= Task requirements =
Scan the material below and report how many lines include the string "root"; nothing else belongs in the reply.

━━━━━ Provided data ━━━━━

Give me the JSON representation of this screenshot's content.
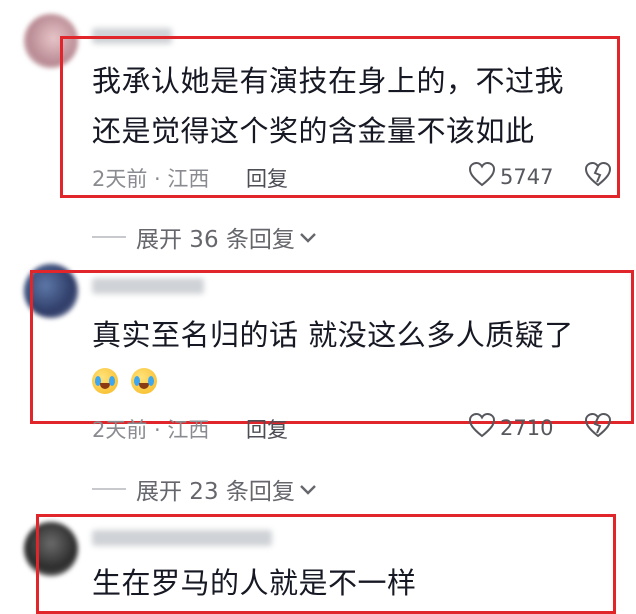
{
  "comments": [
    {
      "text_lines": [
        "我承认她是有演技在身上的，不过我",
        "还是觉得这个奖的含金量不该如此"
      ],
      "meta": "2天前 · 江西",
      "reply_label": "回复",
      "likes": "5747",
      "expand_label": "展开 36 条回复"
    },
    {
      "text_lines": [
        "真实至名归的话 就没这么多人质疑了"
      ],
      "emojis": [
        "crying-laughing",
        "crying-laughing"
      ],
      "meta": "2天前 · 江西",
      "reply_label": "回复",
      "likes": "2710",
      "expand_label": "展开 23 条回复"
    },
    {
      "text_lines": [
        "生在罗马的人就是不一样"
      ]
    }
  ],
  "colors": {
    "highlight_box": "#e0262a",
    "text": "#161823",
    "meta": "#8a8b91"
  },
  "icons": {
    "like": "heart-outline-icon",
    "dislike": "broken-heart-icon",
    "expand": "chevron-down-icon"
  }
}
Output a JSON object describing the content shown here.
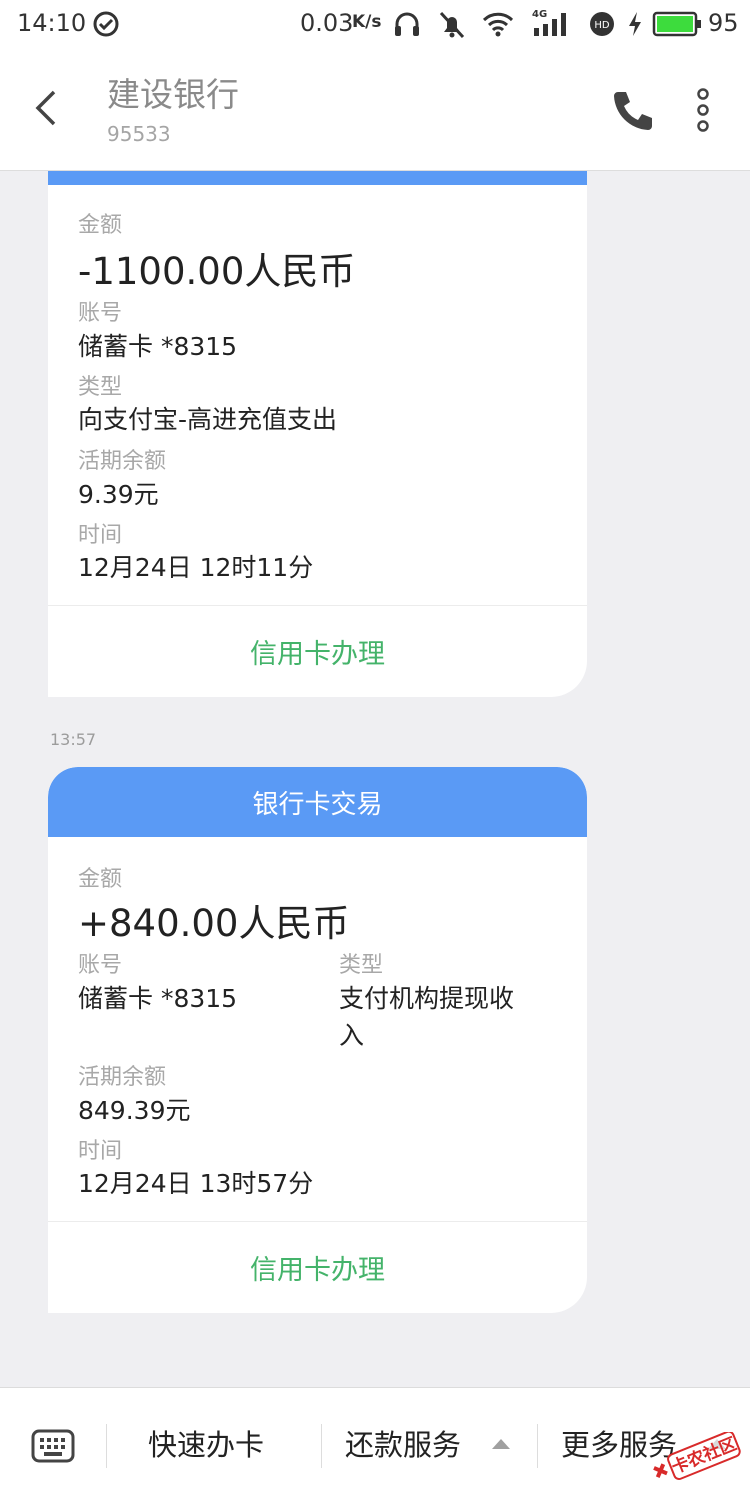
{
  "status_bar": {
    "time": "14:10",
    "net_speed": "0.03",
    "speed_unit": "K/s",
    "network": "4G",
    "battery": "95"
  },
  "header": {
    "title": "建设银行",
    "number": "95533"
  },
  "card1": {
    "amount_label": "金额",
    "amount": "-1100.00人民币",
    "account_label": "账号",
    "account": "储蓄卡 *8315",
    "type_label": "类型",
    "type": "向支付宝-高进充值支出",
    "balance_label": "活期余额",
    "balance": "9.39元",
    "time_label": "时间",
    "time": "12月24日 12时11分",
    "action": "信用卡办理"
  },
  "timestamp": "13:57",
  "card2": {
    "header": "银行卡交易",
    "amount_label": "金额",
    "amount": "+840.00人民币",
    "account_label": "账号",
    "account": "储蓄卡 *8315",
    "type_label": "类型",
    "type_line1": "支付机构提现收",
    "type_line2": "入",
    "balance_label": "活期余额",
    "balance": "849.39元",
    "time_label": "时间",
    "time": "12月24日 13时57分",
    "action": "信用卡办理"
  },
  "bottom_bar": {
    "item1": "快速办卡",
    "item2": "还款服务",
    "item3": "更多服务"
  },
  "watermark": "卡农社区"
}
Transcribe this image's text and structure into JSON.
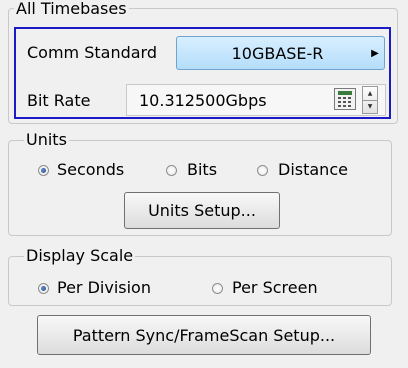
{
  "timebases": {
    "title": "All Timebases",
    "comm_label": "Comm Standard",
    "comm_value": "10GBASE-R",
    "bitrate_label": "Bit Rate",
    "bitrate_value": "10.312500Gbps"
  },
  "units": {
    "title": "Units",
    "options": [
      "Seconds",
      "Bits",
      "Distance"
    ],
    "selected": "Seconds",
    "setup_button": "Units Setup..."
  },
  "display_scale": {
    "title": "Display Scale",
    "options": [
      "Per Division",
      "Per Screen"
    ],
    "selected": "Per Division"
  },
  "pattern_button": "Pattern Sync/FrameScan Setup...",
  "icons": {
    "comm_arrow": "triangle-right-icon",
    "calculator": "calculator-icon",
    "spin_up": "spin-up-icon",
    "spin_down": "spin-down-icon"
  },
  "colors": {
    "highlight_border": "#1a1ac6",
    "comm_button": "#c6e6fd"
  }
}
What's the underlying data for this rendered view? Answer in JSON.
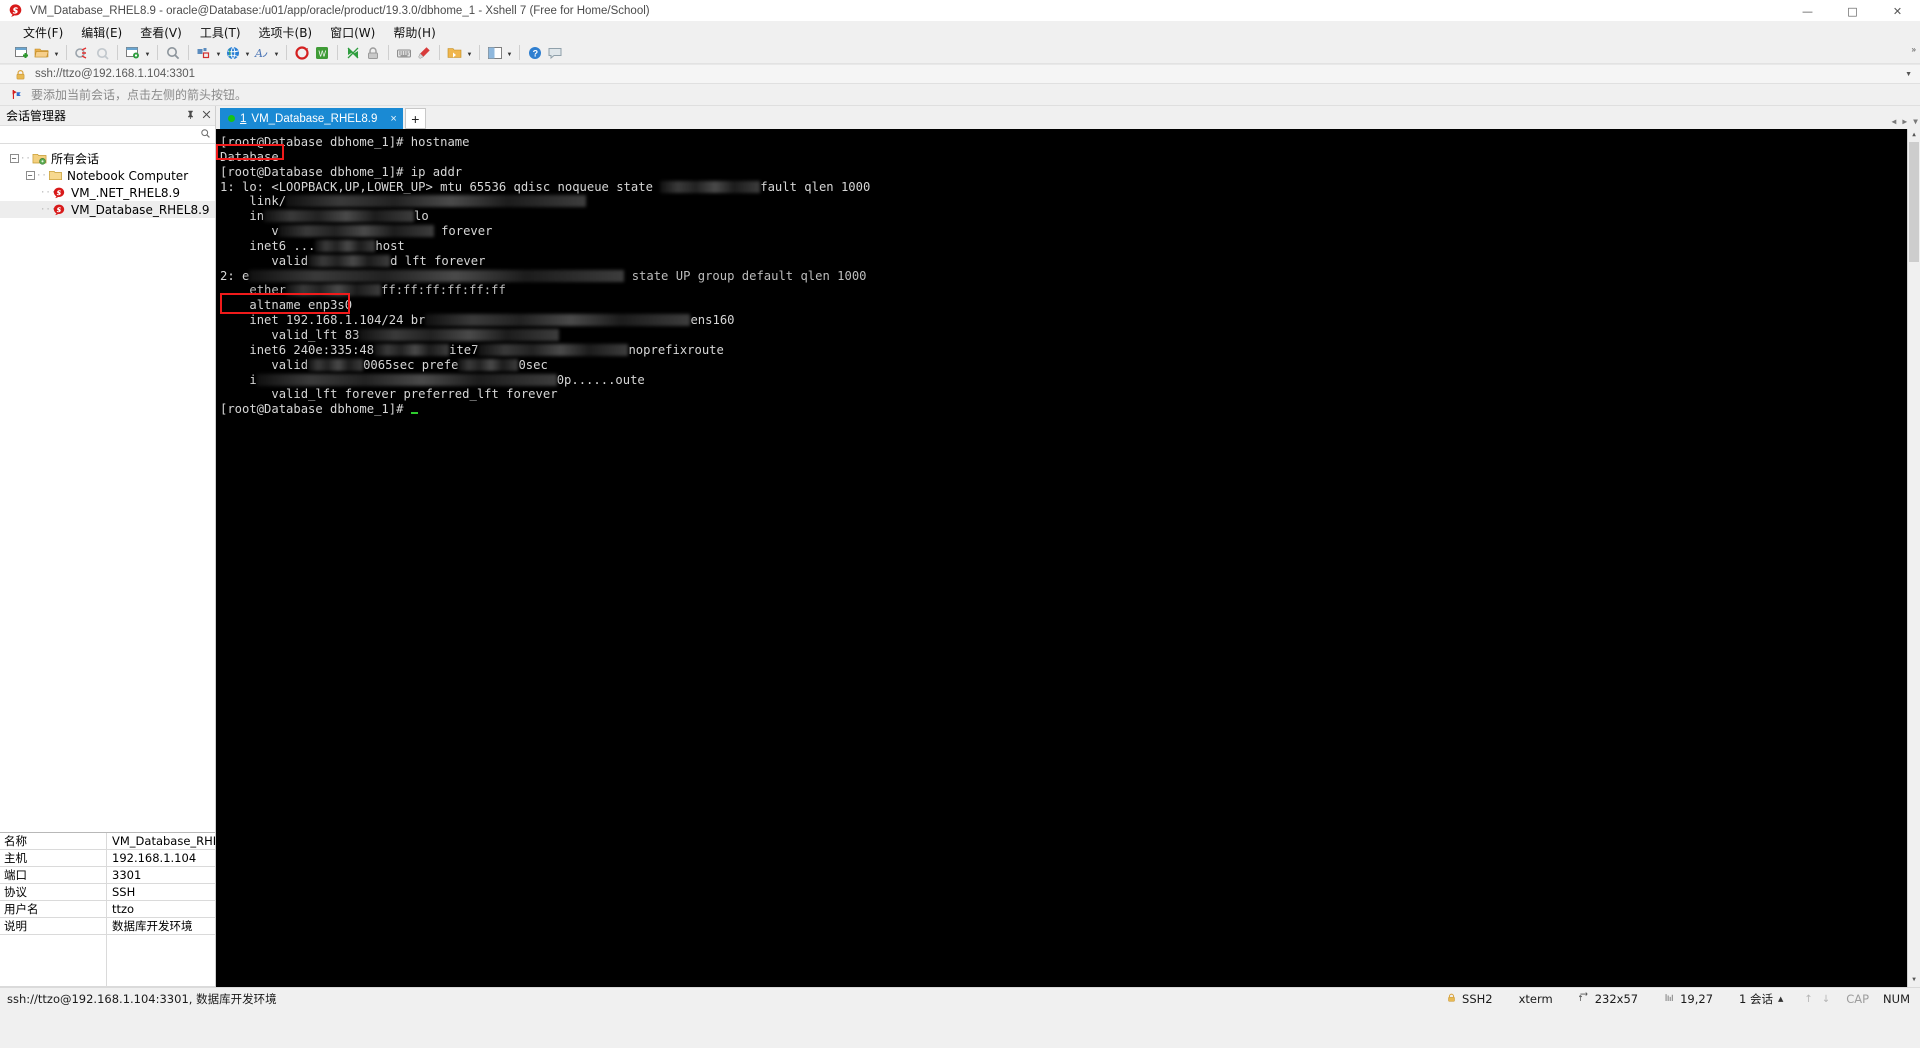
{
  "window": {
    "title": "VM_Database_RHEL8.9 - oracle@Database:/u01/app/oracle/product/19.3.0/dbhome_1 - Xshell 7 (Free for Home/School)",
    "minimize": "—",
    "maximize": "□",
    "close": "✕",
    "app_icon": "xshell-logo-icon"
  },
  "menubar": {
    "items": [
      {
        "label": "文件(F)",
        "name": "menu-file"
      },
      {
        "label": "编辑(E)",
        "name": "menu-edit"
      },
      {
        "label": "查看(V)",
        "name": "menu-view"
      },
      {
        "label": "工具(T)",
        "name": "menu-tools"
      },
      {
        "label": "选项卡(B)",
        "name": "menu-tabs"
      },
      {
        "label": "窗口(W)",
        "name": "menu-window"
      },
      {
        "label": "帮助(H)",
        "name": "menu-help"
      }
    ]
  },
  "toolbar": {
    "overflow": "»",
    "buttons": [
      "new-session-icon",
      "open-folder-icon",
      "open-folder-caret",
      "sep",
      "disconnect-icon",
      "reconnect-icon",
      "sep",
      "session-properties-icon",
      "session-properties-caret",
      "sep",
      "find-icon",
      "sep",
      "transfer-icon",
      "transfer-caret",
      "globe-icon",
      "globe-caret",
      "font-icon",
      "font-caret",
      "sep",
      "record-icon",
      "log-icon",
      "sep",
      "compose-icon",
      "lock-icon",
      "sep",
      "keyboard-icon",
      "highlight-icon",
      "sep",
      "folder-open-icon",
      "folder-caret",
      "sep",
      "layout-icon",
      "layout-caret",
      "sep",
      "help-icon",
      "comment-icon"
    ]
  },
  "addressbar": {
    "icon": "lock-icon",
    "value": "ssh://ttzo@192.168.1.104:3301",
    "placeholder": "ssh://ttzo@192.168.1.104:3301",
    "caret": "▼"
  },
  "hintbar": {
    "icon": "red-arrow-flag-icon",
    "text": "要添加当前会话，点击左侧的箭头按钮。"
  },
  "session_manager": {
    "title": "会话管理器",
    "pin_icon": "pin-icon",
    "close_icon": "close-icon",
    "search_icon": "search-icon",
    "tree": [
      {
        "label": "所有会话",
        "name": "tree-node-all-sessions",
        "depth": 0,
        "expander": "−",
        "icon": "sessions-folder-icon",
        "selected": false
      },
      {
        "label": "Notebook Computer",
        "name": "tree-node-notebook-computer",
        "depth": 1,
        "expander": "−",
        "icon": "folder-icon",
        "selected": false
      },
      {
        "label": "VM_.NET_RHEL8.9",
        "name": "tree-node-vm-net-rhel89",
        "depth": 2,
        "expander": "",
        "icon": "xshell-session-icon",
        "selected": false
      },
      {
        "label": "VM_Database_RHEL8.9",
        "name": "tree-node-vm-database-rhel89",
        "depth": 2,
        "expander": "",
        "icon": "xshell-session-icon",
        "selected": true
      }
    ]
  },
  "properties": {
    "rows": [
      {
        "key": "名称",
        "value": "VM_Database_RHE...",
        "name": "property-name"
      },
      {
        "key": "主机",
        "value": "192.168.1.104",
        "name": "property-host"
      },
      {
        "key": "端口",
        "value": "3301",
        "name": "property-port"
      },
      {
        "key": "协议",
        "value": "SSH",
        "name": "property-protocol"
      },
      {
        "key": "用户名",
        "value": "ttzo",
        "name": "property-username"
      },
      {
        "key": "说明",
        "value": "数据库开发环境",
        "name": "property-description"
      }
    ]
  },
  "tabs": {
    "items": [
      {
        "status_dot": "connected-dot-icon",
        "number": "1",
        "name": "VM_Database_RHEL8.9",
        "close": "×",
        "active": true
      }
    ],
    "new_tab": "+",
    "nav_left": "◀",
    "nav_right": "▶",
    "nav_menu": "▼"
  },
  "terminal": {
    "prompt1": "[root@Database dbhome_1]# hostname",
    "hostname_output": "Database",
    "prompt2": "[root@Database dbhome_1]# ip addr",
    "lo_line": "1: lo: <LOOPBACK,UP,LOWER_UP> mtu 65536 qdisc noqueue state ",
    "lo_line_tail": "fault qlen 1000",
    "link_label": "link/",
    "inet_label": "in",
    "lo_name": "lo",
    "valid_v": "v",
    "forever": "forever",
    "inet6_label": "inet6 ...",
    "host_frag": "host",
    "valid_label": "valid",
    "valid_tail": "d lft forever",
    "eth_index": "2: e",
    "eth_tail": "state UP group default qlen 1000",
    "ether_label": "ether",
    "ether_tail": "ff:ff:ff:ff:ff:ff",
    "altname": "altname enp3s0",
    "inet_addr_line": "inet 192.168.1.104/24 br",
    "inet_addr_tail": "ens160",
    "valid_lft_line": "valid_lft 83",
    "inet6_v6": "inet6 240e:335:48",
    "inet6_frag": "ite7",
    "noprefixroute": "noprefixroute",
    "valid_lft6": "valid",
    "sec_label": "0065sec prefe",
    "sec_tail": "0sec",
    "last_inet6": "i",
    "last_inet6_tail": "0p......oute",
    "valid_lft_forever": "valid_lft forever preferred_lft forever",
    "prompt3": "[root@Database dbhome_1]# ",
    "cursor": "_",
    "highlight_color": "#f01b1b"
  },
  "statusbar": {
    "left": "ssh://ttzo@192.168.1.104:3301, 数据库开发环境",
    "ssh_icon": "lock-icon",
    "ssh": "SSH2",
    "term_type": "xterm",
    "size_icon": "resize-icon",
    "size": "232x57",
    "pos_icon": "cursor-pos-icon",
    "pos": "19,27",
    "sessions": "1 会话",
    "sessions_caret": "▲",
    "up_arrow": "↑",
    "down_arrow": "↓",
    "cap": "CAP",
    "num": "NUM"
  }
}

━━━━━

= Response area =
3